therapy or enzyme therapy to treat Morquio Syndrome.
In her three years of work in the lab, Peracha did a variety of tasks
and became increasingly interested in the effects of MPS on bones. She
attended and made presentations at international conferences and met
leading researchers. But, she said, it was the patients and their
families that had the biggest impact on her.
“Nemours is a hub for MPS research and patient care, and patients
come from all over the world,” she said. “When you meet them, instead of
just seeing their medical records and their lab samples, then you
really become passionate about this work.”
Peracha’s focus has been on the screening project, searching to

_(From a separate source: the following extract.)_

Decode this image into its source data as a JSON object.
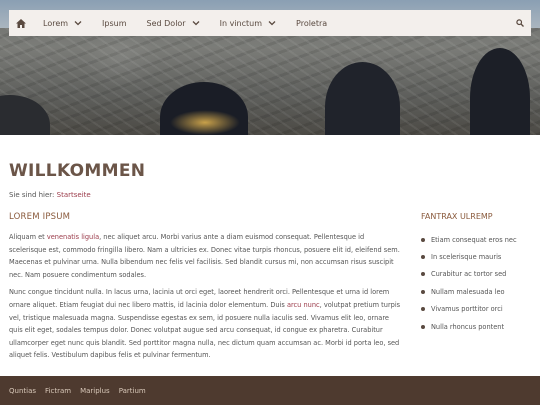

identify biomarkers of the disease, since babies with MPS are born
without obvious symptoms. An early diagnosis can mean earlier
interventions to slow the effects of the disorder.
“Because it’s caused by a mutation in the genes, you could screen a
newborn,” she said. “There’s no cure, but you can start a treatment plan
as soon as you have a diagnosis.
“That’s what I’m trying to do — to find a way to screen before it’s too late.”
Peracha, who grew up in Middletown, Delaware, and commuted to UD from
home, is uncertain if her future lies in work as a clinician or a
researcher. Maybe, she said, she can find a way to combine the two, as
Tomatsu has done.
She credited her parents with encouraging her to lead a meaningful life by finding a way to help others.
In addition to assistance from family and friends over the last four
years, Peracha said, she received a great deal of support from UD
faculty and programs. Advisers for her senior thesis were Tomatsu and UD
faculty members Deni Galileo and Jessica Tanis, both in the Department
of Biological Sciences, and Barbara Settles in the Department of Human
Development and Family Science.
“I couldn’t have done this without all that help,” Peracha said.
Article by Ann Manser; photos by Evan Krape